Monday, February 1, 2010

Technically Precious with Merv, Jan 29, 2010

FREE weekly precious metals investment newsletter click here

FREE non-edibles Futures page click here

IMM Currency Specs Buying USD

CFTC data released Friday January 29th showed currency speculators reversed short positions on the US dollar of 3.12 billion to a net long positions of 3.11 in the week ending January 26th, according to Reuters News. Significant changes in last Friday's report include both an increase in longs and a decrease in shorts in the Yen, significantly lowering the net short position, an increase in shorts in the Euro, both a decrease in longs and an increase in shorts in the Pound Sterling, and decreases in net longs in the Canadian and Australian dollars, mostly in the Canadian, however. (more)

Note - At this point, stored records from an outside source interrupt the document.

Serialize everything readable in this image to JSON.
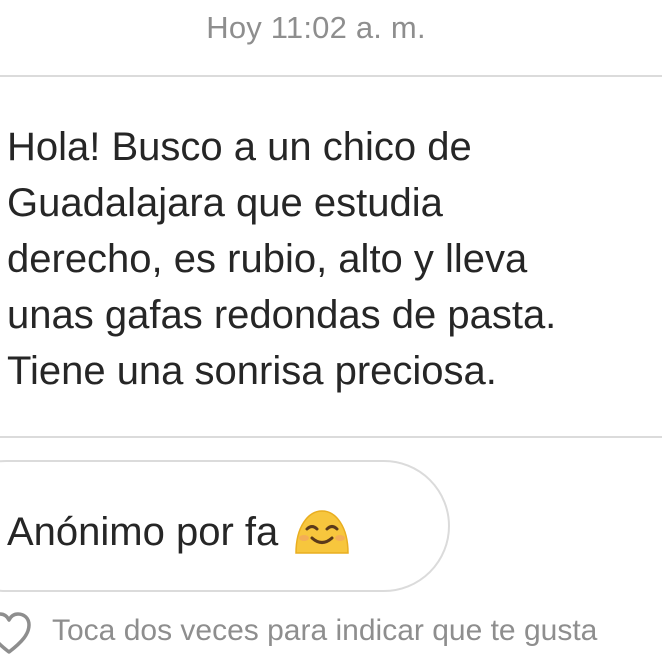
{
  "conversation": {
    "timestamp": "Hoy 11:02 a. m.",
    "messages": [
      {
        "lines": [
          "Hola! Busco a un chico de",
          "Guadalajara que estudia",
          "derecho, es rubio, alto y lleva",
          "unas gafas redondas de pasta.",
          "Tiene una sonrisa preciosa."
        ]
      },
      {
        "text": "Anónimo por fa",
        "emoji": "smiling-face-with-smiling-eyes-icon"
      }
    ],
    "like_hint": "Toca dos veces para indicar que te gusta"
  },
  "colors": {
    "timestamp": "#8e8e8e",
    "bubble_border": "#dbdbdb",
    "message_text": "#262626",
    "emoji_fill": "#f7c63d"
  }
}
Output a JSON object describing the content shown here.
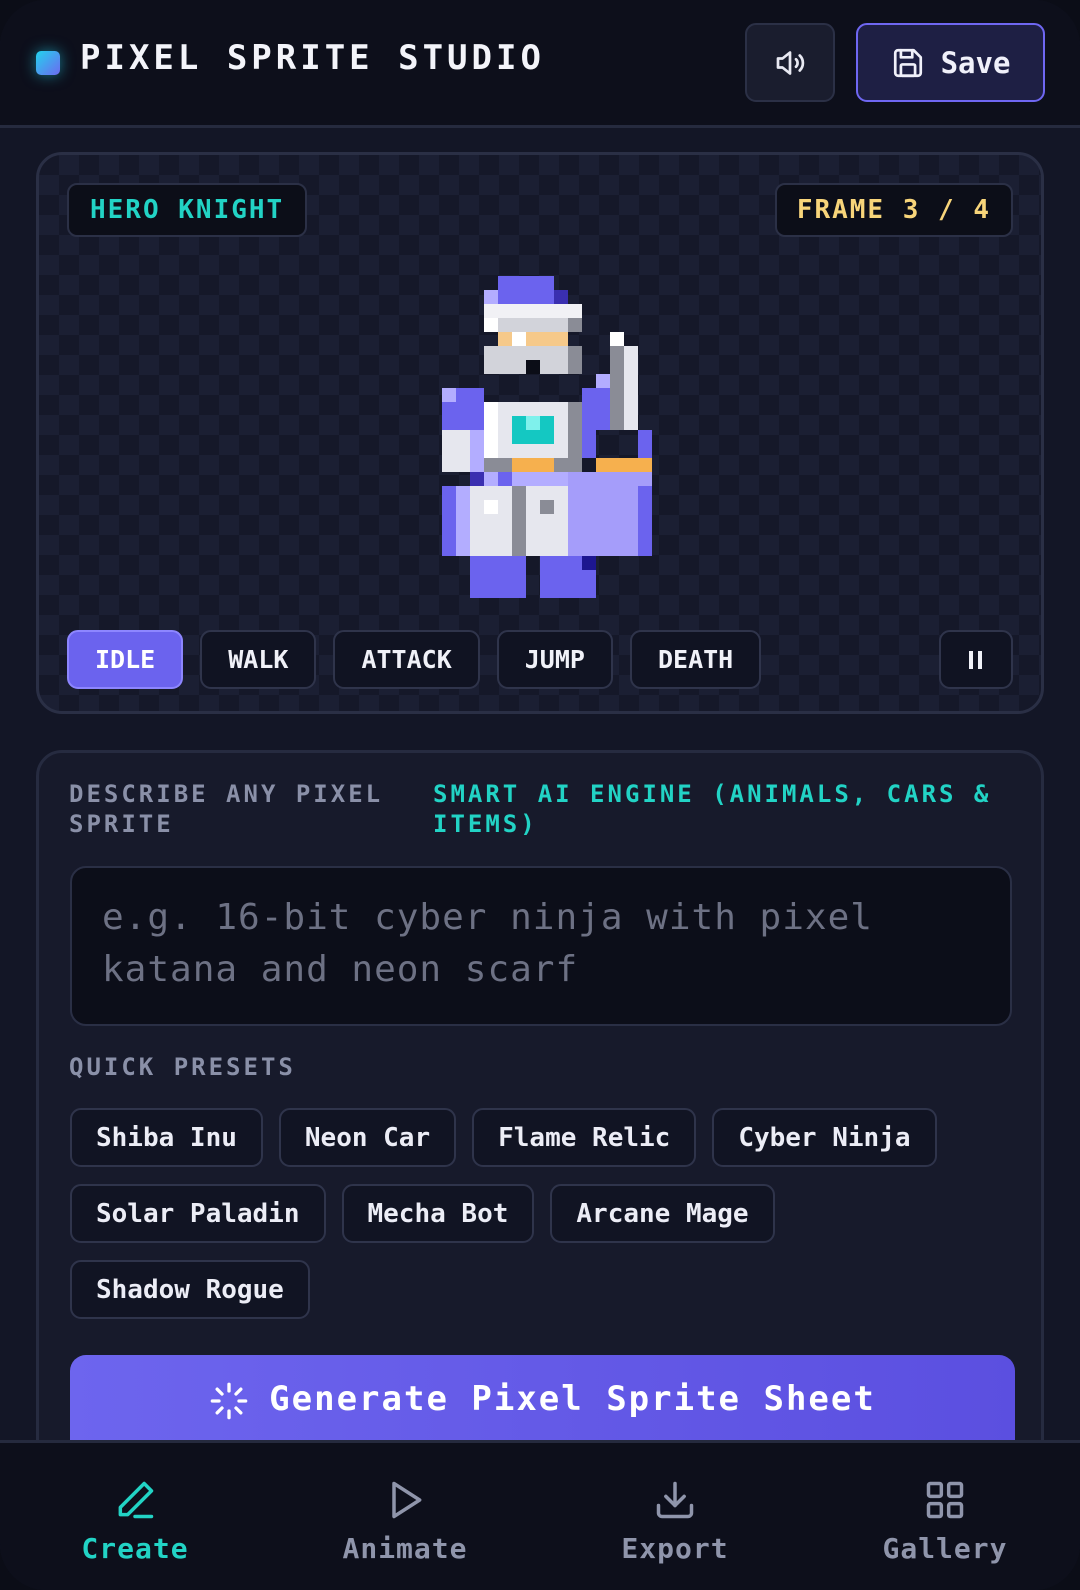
{
  "header": {
    "title": "PIXEL SPRITE STUDIO",
    "sound_icon": "speaker-icon",
    "save_label": "Save",
    "save_icon": "floppy-disk-icon"
  },
  "preview": {
    "character_name": "HERO KNIGHT",
    "frame_text": "FRAME 3 / 4",
    "current_frame": 3,
    "total_frames": 4,
    "animations": [
      {
        "label": "IDLE",
        "active": true
      },
      {
        "label": "WALK",
        "active": false
      },
      {
        "label": "ATTACK",
        "active": false
      },
      {
        "label": "JUMP",
        "active": false
      },
      {
        "label": "DEATH",
        "active": false
      }
    ],
    "pause_icon": "pause-icon"
  },
  "describe": {
    "label": "DESCRIBE ANY PIXEL SPRITE",
    "hint": "SMART AI ENGINE (ANIMALS, CARS & ITEMS)",
    "prompt_value": "",
    "prompt_placeholder": "e.g. 16-bit cyber ninja with pixel katana and neon scarf",
    "presets_title": "QUICK PRESETS",
    "presets": [
      "Shiba Inu",
      "Neon Car",
      "Flame Relic",
      "Cyber Ninja",
      "Solar Paladin",
      "Mecha Bot",
      "Arcane Mage",
      "Shadow Rogue"
    ],
    "generate_label": "Generate Pixel Sprite Sheet",
    "generate_icon": "loader-icon"
  },
  "nav": [
    {
      "label": "Create",
      "icon": "pencil-icon",
      "active": true
    },
    {
      "label": "Animate",
      "icon": "play-icon",
      "active": false
    },
    {
      "label": "Export",
      "icon": "download-icon",
      "active": false
    },
    {
      "label": "Gallery",
      "icon": "grid-icon",
      "active": false
    }
  ],
  "colors": {
    "accent": "#6b63ee",
    "teal": "#22d3c5",
    "gold": "#f8d57a",
    "background": "#131626"
  }
}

Miami leaders fear a financial meltdown

Facing a widening financial crisis, Miami leaders are already projecting a $45 million budget shortfall this year that could force the city to deplete its reserves and sell key assets to stay afloat.

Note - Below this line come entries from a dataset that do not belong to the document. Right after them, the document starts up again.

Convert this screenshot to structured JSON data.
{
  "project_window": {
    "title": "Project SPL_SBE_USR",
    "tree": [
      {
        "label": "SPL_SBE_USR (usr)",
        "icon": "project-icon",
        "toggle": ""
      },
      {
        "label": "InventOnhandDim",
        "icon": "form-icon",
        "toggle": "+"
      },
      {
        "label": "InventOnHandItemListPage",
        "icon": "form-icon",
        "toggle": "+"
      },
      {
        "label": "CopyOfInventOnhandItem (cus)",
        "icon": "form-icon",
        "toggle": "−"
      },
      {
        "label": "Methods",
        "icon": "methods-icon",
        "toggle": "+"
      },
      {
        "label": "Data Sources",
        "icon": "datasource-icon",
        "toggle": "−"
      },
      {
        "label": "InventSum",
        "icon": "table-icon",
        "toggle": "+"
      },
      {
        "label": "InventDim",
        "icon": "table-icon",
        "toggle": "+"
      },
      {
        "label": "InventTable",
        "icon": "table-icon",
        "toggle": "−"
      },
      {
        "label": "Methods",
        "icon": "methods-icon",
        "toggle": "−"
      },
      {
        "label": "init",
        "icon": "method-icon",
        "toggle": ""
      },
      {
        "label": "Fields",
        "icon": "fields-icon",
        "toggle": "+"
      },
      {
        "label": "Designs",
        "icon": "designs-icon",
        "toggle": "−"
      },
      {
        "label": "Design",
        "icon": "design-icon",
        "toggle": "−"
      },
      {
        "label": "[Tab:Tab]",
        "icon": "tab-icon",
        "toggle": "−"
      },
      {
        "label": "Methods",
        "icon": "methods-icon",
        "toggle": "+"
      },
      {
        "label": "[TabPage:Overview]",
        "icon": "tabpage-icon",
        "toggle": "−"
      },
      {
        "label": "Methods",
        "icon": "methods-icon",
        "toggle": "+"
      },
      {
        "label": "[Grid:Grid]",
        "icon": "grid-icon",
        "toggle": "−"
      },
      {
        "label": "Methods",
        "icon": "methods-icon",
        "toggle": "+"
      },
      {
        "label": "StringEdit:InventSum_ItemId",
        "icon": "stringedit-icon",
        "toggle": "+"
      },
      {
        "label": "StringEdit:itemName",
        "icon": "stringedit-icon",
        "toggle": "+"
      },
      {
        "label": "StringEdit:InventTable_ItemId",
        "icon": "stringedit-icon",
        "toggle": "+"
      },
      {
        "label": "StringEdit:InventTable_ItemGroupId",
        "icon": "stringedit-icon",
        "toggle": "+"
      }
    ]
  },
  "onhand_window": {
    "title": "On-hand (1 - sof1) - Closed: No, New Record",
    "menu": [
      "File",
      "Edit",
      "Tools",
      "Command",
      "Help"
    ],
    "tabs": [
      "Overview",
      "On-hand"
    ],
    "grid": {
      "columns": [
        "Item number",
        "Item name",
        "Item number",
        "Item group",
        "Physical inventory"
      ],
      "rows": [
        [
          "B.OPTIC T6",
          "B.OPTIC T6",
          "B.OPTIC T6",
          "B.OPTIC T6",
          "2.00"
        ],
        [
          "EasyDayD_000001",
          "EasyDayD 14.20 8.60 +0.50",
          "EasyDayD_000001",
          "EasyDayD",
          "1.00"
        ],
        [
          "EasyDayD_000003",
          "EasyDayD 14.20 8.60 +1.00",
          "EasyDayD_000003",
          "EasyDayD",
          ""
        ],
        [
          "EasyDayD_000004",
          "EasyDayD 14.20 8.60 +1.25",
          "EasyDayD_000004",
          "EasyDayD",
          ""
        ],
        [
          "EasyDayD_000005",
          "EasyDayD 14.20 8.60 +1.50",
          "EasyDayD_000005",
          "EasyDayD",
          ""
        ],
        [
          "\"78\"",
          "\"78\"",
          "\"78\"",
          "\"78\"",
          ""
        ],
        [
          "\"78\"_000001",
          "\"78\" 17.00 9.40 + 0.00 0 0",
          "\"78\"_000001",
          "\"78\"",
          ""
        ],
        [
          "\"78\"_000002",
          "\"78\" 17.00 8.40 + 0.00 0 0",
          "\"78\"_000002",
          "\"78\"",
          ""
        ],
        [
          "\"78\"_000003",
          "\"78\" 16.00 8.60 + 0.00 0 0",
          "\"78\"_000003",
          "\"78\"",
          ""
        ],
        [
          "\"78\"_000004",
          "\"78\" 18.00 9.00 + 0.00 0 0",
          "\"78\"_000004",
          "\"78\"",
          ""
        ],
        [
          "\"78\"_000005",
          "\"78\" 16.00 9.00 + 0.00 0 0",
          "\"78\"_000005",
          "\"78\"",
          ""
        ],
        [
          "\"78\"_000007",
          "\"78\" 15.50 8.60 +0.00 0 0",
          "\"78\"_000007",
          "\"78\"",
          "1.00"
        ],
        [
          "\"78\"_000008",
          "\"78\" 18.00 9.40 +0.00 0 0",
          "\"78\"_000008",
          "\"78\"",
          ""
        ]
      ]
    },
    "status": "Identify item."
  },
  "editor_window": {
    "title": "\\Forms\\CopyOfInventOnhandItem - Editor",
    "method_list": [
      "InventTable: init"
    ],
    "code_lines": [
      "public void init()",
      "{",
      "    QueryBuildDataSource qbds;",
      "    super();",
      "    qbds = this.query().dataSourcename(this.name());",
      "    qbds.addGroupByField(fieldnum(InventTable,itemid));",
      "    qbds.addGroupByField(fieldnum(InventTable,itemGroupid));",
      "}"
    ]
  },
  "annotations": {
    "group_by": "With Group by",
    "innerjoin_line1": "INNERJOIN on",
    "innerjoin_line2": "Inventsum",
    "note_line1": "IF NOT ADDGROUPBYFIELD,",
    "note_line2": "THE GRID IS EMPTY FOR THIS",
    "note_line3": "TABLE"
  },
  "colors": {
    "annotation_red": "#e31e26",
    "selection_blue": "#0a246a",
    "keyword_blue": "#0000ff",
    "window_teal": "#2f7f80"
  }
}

Rising costs, slumping property tax collections and ever-growing pension obligations are feeding a meltdown that's now forcing administrators to look for drastic new sources of income not needed since the state took over Miami's books 14 years ago.

``We understand the gravity of the situation,'' said Miami Mayor Tomás Regalado.

The findings harken to the bleak days of the mid 1990s, when it was discovered Miami was using bond money shuffled through various accounts to try to cover a $68 million hole. (more)

Investors Flee Southern Europe's Bonds After German Threat

Investors are running away from bond markets in southern Europe after Germany warned there will be no bailouts for struggling debtors.

Greece, which sports a budget deficit equal to 12.7 percent of its GDP, was particularly hard hit, with its 10-year government bond yields soaring more than 40 basis points to 7.15 percent.

That sent the premium of Greek bond yields over German bond yields to the highest level since Greece joined the euro in 2002, according to the London Telegraph.

Markets in Portugal, Spain, Italy and Ireland also suffered big-time. (more)

Swiss warn UBS bank could collapse

Switzerland's justice minister warned in an interview on Sunday that top bank UBS could collapse if sensitive talks with the United States over a high-profile tax fraud investigation fall through.

"The actions of UBS in the United States are very problematic. Not just because they are punishable but also because they threaten all of the bank's activities," Eveline Widmer-Schlumpf told Le Matin Dimanche newspaper.

"The Swiss economy and the job market would suffer on a major scale if UBS fails as a result of its licence being revoked in the United States," she said. (more)

John Embry: Why gold will keep going up for years

When I was here last year gold was around $850 and there was the usual angst among mainstream commentators fearing a drop to $600 per ounce or worse. Today the price is roughly $300 higher and the same individuals continue to try to frighten the public with prophesies of vertiginous falls in the gold price. Despite this ongoing aggravation, I am even more bullish on the prospects for gold than I was a year ago.

However, despite my consistent enthusiasm for the yellow metal once termed a "barbarous relic" by Lord Keynes, I still have the strong feeling that the vast majority of investors outside this room still haven't got a clue about gold and they are certainly not aware that gold is experiencing a historic bull market with much, much further to go. What we have seen to date is merely a prelude, and the appreciation we are going to see in future years is going to greatly exceed what we have seen to date. This opinion is based on a number of factors I will expand on, but the predominant theme is that gold is re-establishing itself as money. (more)

Soaring Base Metals Stockpiles

Ever since its secular bull kicked off in 2003, the once-boring base-metals sector took on an aura of excitement. What trader wasn't excited when copper, zinc, nickel, lead, and aluminum put together respective gains of 475%, 523%, 650%, 829%, and 163% from their 2003 lows to their interim bull-market highs?

A structural shift in base metals' core fundamentals sent prices skyrocketing, as supply simply wasn't able to keep up with fast-growing demand. The age of consumption extended well beyond the Western economies that normally drove commodities prices, and an Asian monster was aggressively feeding its voracious appetite for the metals. A new group of developing economies had finally joined the modern era, initiating colossal infrastructure buildouts. (more)

Inflation and the Dollar's crash